Pharmacist Tips:

– Use the smallest amount of cream or ointment for the shortest period of time.
– Apply thinly onto the affected areas. Usually one fingertip unit (from the very end of the finger to the first crease in the finger) of topical steroid (the tube is assumed to have a 5mm nozzle) is enough for a skin area twice the size of an adult’s hand (the flat side) with all fingers together.
– Avoid skin occlusion as it can promote absorption into the body.
– Wash hands before and after application.
– You may also need to increase dietary intake of potassium, calcium, zinc, phosphorus, folate, and vitamins if you take the oral preparation.
– Report signs of new or worsening infections
– After long-term use of this drug, contact your doctor/pharmacist if you notice fatigue, weight gain, or thinning of skin that bruises easily.

Common dosing schedule:
No specific meal schedule requirements. Take with food to reduce stomach upset.
Do not discontinue oral Hydrocortisone abruptly. Discuss with your healthcare provider before stopping.

This schedule is for reference only, adjustments may be made according to individual needs.

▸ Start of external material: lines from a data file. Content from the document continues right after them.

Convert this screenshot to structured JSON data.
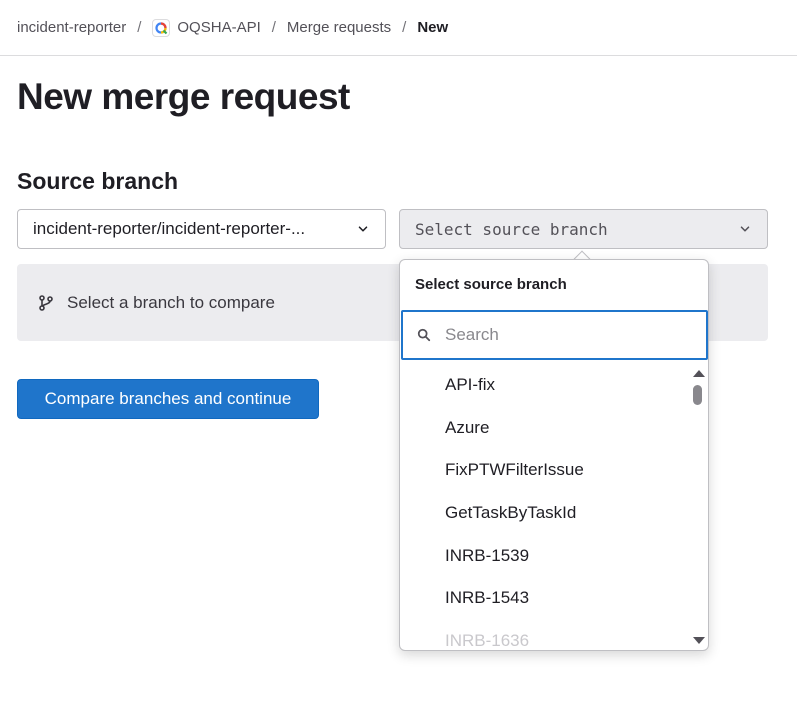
{
  "breadcrumb": {
    "items": [
      "incident-reporter",
      "OQSHA-API",
      "Merge requests",
      "New"
    ],
    "separator": "/"
  },
  "page": {
    "title": "New merge request",
    "source_section_title": "Source branch"
  },
  "source": {
    "project_value": "incident-reporter/incident-reporter-...",
    "branch_placeholder": "Select source branch",
    "compare_hint": "Select a branch to compare"
  },
  "actions": {
    "compare_label": "Compare branches and continue"
  },
  "dropdown": {
    "header": "Select source branch",
    "search_placeholder": "Search",
    "items": [
      "API-fix",
      "Azure",
      "FixPTWFilterIssue",
      "GetTaskByTaskId",
      "INRB-1539",
      "INRB-1543",
      "INRB-1636"
    ]
  },
  "colors": {
    "primary": "#1f75cb",
    "focus": "#1f75cb",
    "muted_background": "#ececef"
  },
  "icons": {
    "project": "project-avatar-q-icon",
    "chevron": "chevron-down-icon",
    "branch": "branch-icon",
    "search": "search-icon"
  }
}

Some common medications Hydrocortisone may interact with:
Oral preparations:
– Antacids, e.g. Aluminium hydroxide
– Antidiabetic agents, e.g. Metformin
– NK-1 receptor antagonists, e.g. Aprepitant, Fosaprepitant
– Non-steroidal anti-inflammatory agents (NSAIDs), e.g. Celecoxib, Ibuprofen, Naproxen

Please notify your doctor or pharmacist if you are taking the above medication, dosage adjustments might be needed.

Where to buy Hydrocortisone in Hong Kong?

Many skin creams or ointments containing Hydrocortisone are over-the-counter pharmacy only medicines in Hong Kong. Other forms are prescription only medicines. As for pharmacy only medicines, they are over-the-counter medicine and can be purchased without a prescription in a pharmacy by speaking with the pharmacist. They can also be obtained from doctors. As for prescription only medicines, they require a prescription from a doctor to be purchased in a pharmacy. They can also be obtained from doctors. To find a pharmacy near you, refer to the list of pharmacies (“Authorized Sellers of Poisons”) from the Hong Kong Department of Health.

For more information about drug names and ingredients, you can visit Hong Kong’s Drug Office at https://www.drugoffice.gov.hk/

Need more information?

For detailed information about the use of Hydrocortisone in children, pregnancy and breastfeeding, and for questions about drug interactions, please check with your pharmacist or doctor.

Disclaimer: our goal is to provide you with the most relevant drug information and common dosage for Hong Kong. This information does not constitute medical advice. For specific treatment recommendations and advice, always discuss with your doctor or pharmacist, and follow the instructions included with your specific medicine.